Long-term deals are less common, but there are some cases where brands recognize a celebrity’s staying power and are willing to commit to them long-term. For example, Sofia Vergara has a long-term endorsement deal with Procter & Gamble, the makers of the Head & Shoulders shampoo. Neil Patrick Harris has been a celebrity endorser for Heineken since 2013. Because it can be difficult to predict which celebrities have staying power and which ones might fade in the near future, most brands tend to stay away from long-term deals. But if you think you’ve identified the perfect celebrity endorser and you’re certain they’re not going anywhere for a long time, it might be worth a shot; the celebrity’s endorsement gets more powerful the longer they stay with a brand.
Unofficial deals can be a good option to get a brand out there without having to fork over the money for an official endorsement deal.
Now, when it comes to payment, there are plenty of different kinds of deals that can be made, but the most common is a simple pay-per-action deal where you pay the celebrity a set amount for them to do a certain amount of work. If you don’t have a lot of cash available for this kind of deal, don’t worry – there are a few more options.
1. Offer the Celebrity Equity
Offering a celebrity an equity stake in your brand is a great alternative that costs less up front and works best when the conditions are absolutely right; for example, you need to be sure that the celebrity is committed to maintaining their support of your brand over the long haul and won’t just stop pushing your product after a while.

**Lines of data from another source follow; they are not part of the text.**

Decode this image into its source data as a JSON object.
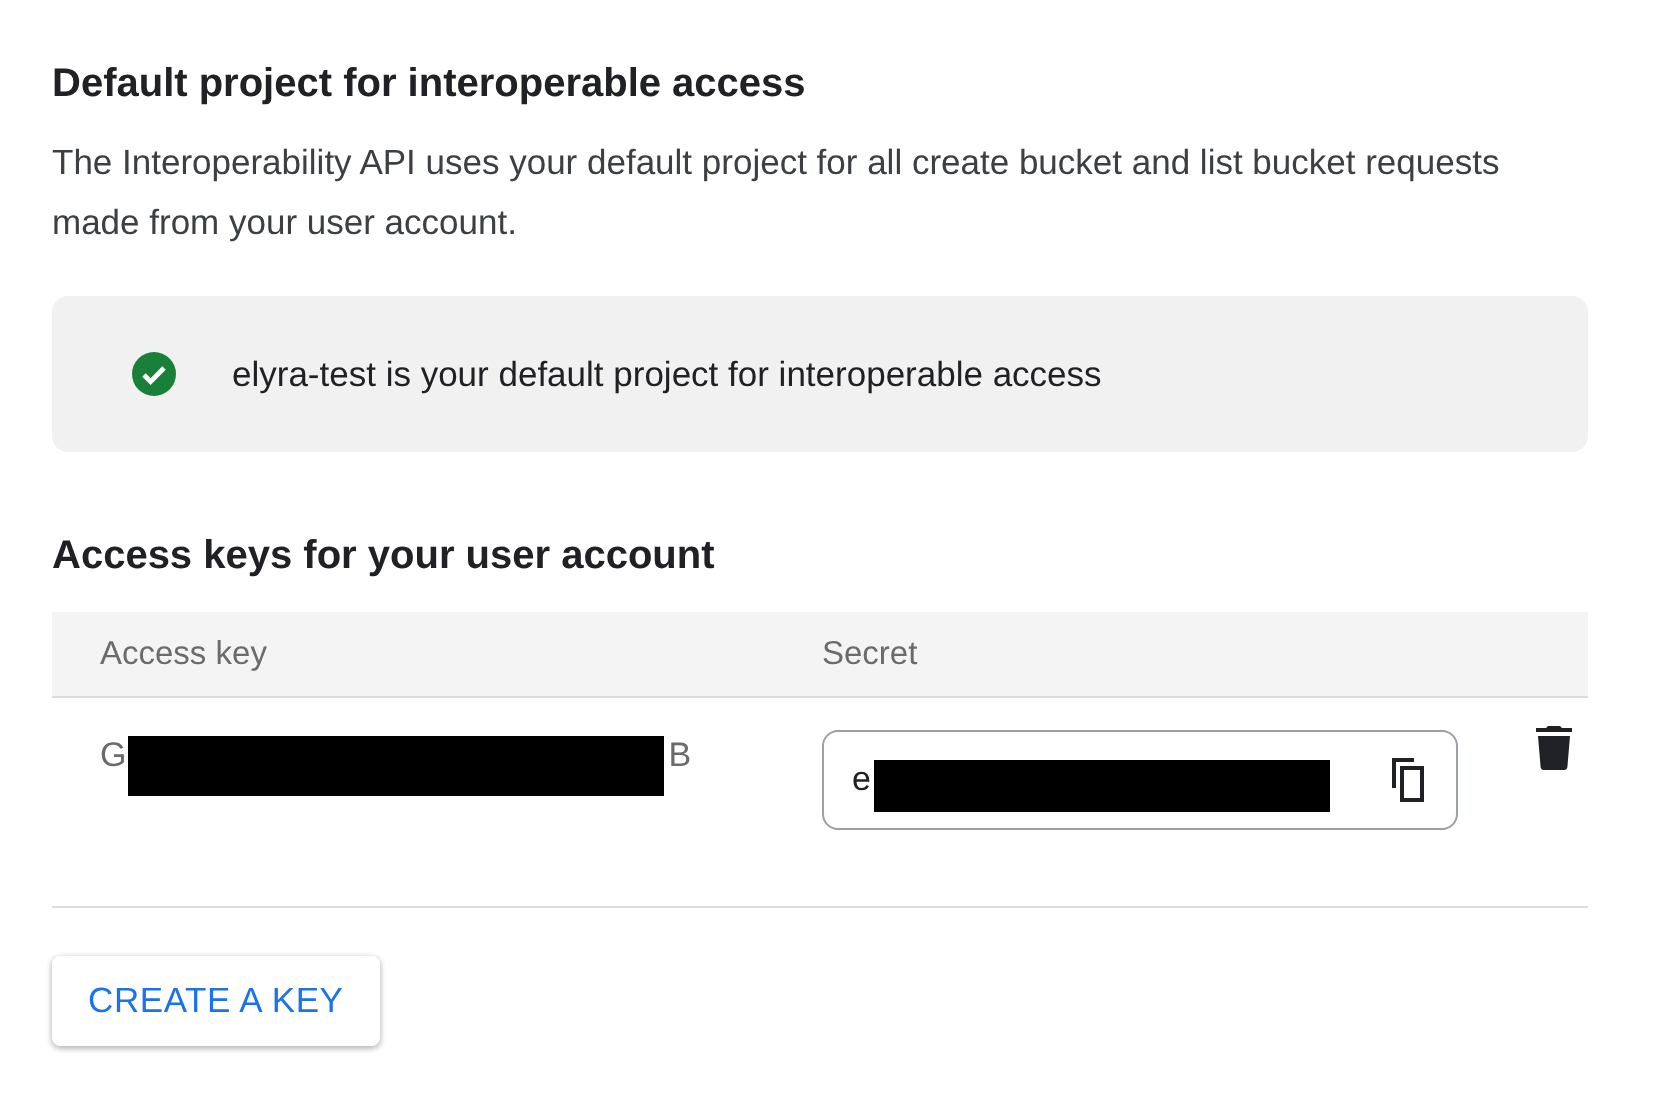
{
  "section": {
    "title": "Default project for interoperable access",
    "description": "The Interoperability API uses your default project for all create bucket and list bucket requests made from your user account."
  },
  "notice": {
    "text": "elyra-test is your default project for interoperable access"
  },
  "keys": {
    "title": "Access keys for your user account",
    "columns": [
      "Access key",
      "Secret"
    ],
    "rows": [
      {
        "access_key_start": "G",
        "access_key_end": "B",
        "secret_start": "e",
        "redacted": true
      }
    ]
  },
  "buttons": [
    "CREATE A KEY"
  ]
}
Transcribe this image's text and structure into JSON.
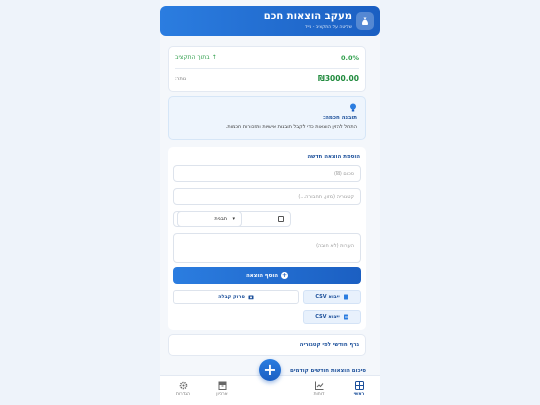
{
  "header": {
    "title": "מעקב הוצאות חכם",
    "subtitle": "שליטה על התקציב - נייד"
  },
  "budget": {
    "percent": "0.0%",
    "status": "בתוך התקציב",
    "amount": "₪3000.00",
    "remaining_label": "נותר:"
  },
  "tip": {
    "title": "תובנה חכמה:",
    "text": "התחל להזין הוצאות כדי לקבל תובנות אישיות ותזכורות חכמות."
  },
  "form": {
    "title": "הוספת הוצאה חדשה",
    "amount_placeholder": "סכום (₪)",
    "category_placeholder": "קטגוריה (מזון, תחבורה...)",
    "date_value": "10/29/2025",
    "select_value": "תבנית",
    "note_placeholder": "הערות (לא חובה)",
    "add_label": "הוסף הוצאה",
    "import_label": "ייבוא CSV",
    "receipt_label": "סרוק קבלה",
    "export_label": "ייצוא CSV"
  },
  "chart_card": {
    "title": "גרף חודשי לפי קטגוריה"
  },
  "previous": {
    "title": "סיכום הוצאות חודשים קודמים"
  },
  "fab": {
    "label": "+"
  },
  "nav": {
    "home": "ראשי",
    "stats": "דוחות",
    "archive": "ארכיון",
    "settings": "הגדרות"
  },
  "colors": {
    "primary": "#1b5fc2",
    "success": "#2e9e4a"
  }
}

Equity deals also carry some risk – it’s not unheard of for brands to offer equity to a celebrity, only to have that celebrity fade from the public eye but continue to take a cut of the company’s profits long after their value as an endorser is gone. Equity deals require a lot of careful planning (and a little bit of luck), but if the stars align, equity can be a great way to secure a long-term celebrity endorsement.
2. Provide the Celebrity with a Revenue Share
Revenue sharing is another good way to secure a celebrity endorsement without putting down more money up-front than you can afford. Revenue sharing means partnering with a celebrity who will represent your brand in the public eye; in return, the celebrity will receive a percentage of your sales. Unlike equity, however, the celebrity doesn’t take an ownership stake in your brand.
The celebrity’s endorsement gets more powerful the longer they stay with a brand.
While revenue sharing does cost you less up front, it isn’t free – most celebrities will still often want some sort of up-front payment for their work. But if you have enough money to cover that initial cost, revenue sharing can be a good (and creative) way to secure a celebrity endorsement without going over budget.
3. Offer the celebrity ongoing free product
All these options are great, but what if you don’t have enough money to cover a standard pay-per-action deal, you don’t want to give up any equity in your company, and the celebrity won’t agree to any revenue sharing deal without an up-front fee (which you can’t afford)? In that case, you can always turn to the one thing you have plenty of: your product.
Offering merchandise is a good (and cheaper) way to get your brand’s name out there. You could, for example, offer to send a quarterly gifting box filled with your new season’s collection. As mentioned, many brands will send free merchandise to celebrities in the hopes that the celebrity will be seen using the product and tag/promote it on social media.
Haven’t read Part 1 of this series yet? Read “The 5-Step Checklist for Choosing the Right Celebrity for a Brand” now.
Billy Bones is the founder of Booking Agent Info and Moda Database. Moda Database is a celebrity stylist contact list that provides businesses with the contact information for celebrity stylists, and their celebrity clients. Booking Agent Info provides you with the contact information for the official agents, managers, and publicists of celebrities.